An apprenticeship is another solid option when you’re determining how to get free tuition. They can also open you up to job opportunities post-college.

Overall, your average apprenticeship program will take 1-6 years. You will probably be required to put in that time along with at least 2,000 hours of field work annually. The good news is that there are apprenticeships in more than 1,000 occupations, which can give you more options.

In exchange, the sponsoring employer pays for college or technical training and provides a salary. A list of available programs is available at the ApprenticeshipUSA website.

6. Have your employer pick up the costs
Another way you might receive a free college education is through your employer. Often given in the form of an employee reimbursement, there are plenty of employers that can help curb the cost of higher education.

7. Be in demand
Another great way to find out how to go to college for free is to determine if your field of study is “high-needs.” Will your studies result in a career that’s high in demand? Ask yourself this before you even enroll if you’re trying to cut the cost of college.

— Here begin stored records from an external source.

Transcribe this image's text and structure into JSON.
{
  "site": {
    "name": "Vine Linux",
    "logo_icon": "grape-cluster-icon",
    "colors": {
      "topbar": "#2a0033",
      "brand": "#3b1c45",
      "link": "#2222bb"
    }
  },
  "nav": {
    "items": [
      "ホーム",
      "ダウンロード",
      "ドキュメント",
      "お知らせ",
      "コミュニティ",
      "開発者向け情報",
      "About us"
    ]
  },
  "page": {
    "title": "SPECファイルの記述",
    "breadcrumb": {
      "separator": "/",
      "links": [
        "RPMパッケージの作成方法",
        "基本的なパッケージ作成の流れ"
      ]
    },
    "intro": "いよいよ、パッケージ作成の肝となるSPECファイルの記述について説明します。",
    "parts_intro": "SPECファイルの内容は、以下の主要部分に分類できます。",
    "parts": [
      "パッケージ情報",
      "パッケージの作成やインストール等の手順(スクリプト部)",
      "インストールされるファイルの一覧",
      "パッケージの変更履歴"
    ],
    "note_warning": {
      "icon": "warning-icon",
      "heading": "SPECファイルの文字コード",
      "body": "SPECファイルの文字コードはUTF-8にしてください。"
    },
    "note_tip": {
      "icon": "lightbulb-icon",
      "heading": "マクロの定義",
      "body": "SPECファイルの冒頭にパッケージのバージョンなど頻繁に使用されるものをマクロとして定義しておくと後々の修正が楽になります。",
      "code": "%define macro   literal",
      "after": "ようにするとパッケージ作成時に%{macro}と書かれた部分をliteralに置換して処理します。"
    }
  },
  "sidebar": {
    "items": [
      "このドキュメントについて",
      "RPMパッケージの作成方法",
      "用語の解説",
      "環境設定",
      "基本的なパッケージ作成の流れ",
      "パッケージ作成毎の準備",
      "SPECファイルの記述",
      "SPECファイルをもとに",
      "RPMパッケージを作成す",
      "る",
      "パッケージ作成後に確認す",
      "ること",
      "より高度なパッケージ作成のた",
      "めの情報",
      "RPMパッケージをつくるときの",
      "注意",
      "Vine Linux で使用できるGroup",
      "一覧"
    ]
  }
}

Generally, schools will offer incentives to anyone focusing their studies on math, science, nursing, teaching, and social work. There are also additional opportunities available through organizations like Teach for America, the Nurse Corps Loan Repayment Program and the National Institutes of Health.

The nursing program at the University of Portland in Oregon has offered scholarships covering approximately 80% of the final 2 years of undergraduate study, if students sign a 3-year employment contract with the local health system, Fabriquer says. “There are similar programs in (high-needs) fields across the country,” he adds.

8. Choose a school that pays you
Last on our list of ways on how to get free tuition, and probably the riskiest. There are, indeed, schools that will pay you to focus your studies in a single subject (which they dictate). Schools such as the Webb Institute and the Curtis Institute of Music offer a select range of academic programs and pick up the tuition cost for every student. Just think long and hard about your decision before you commit to this course.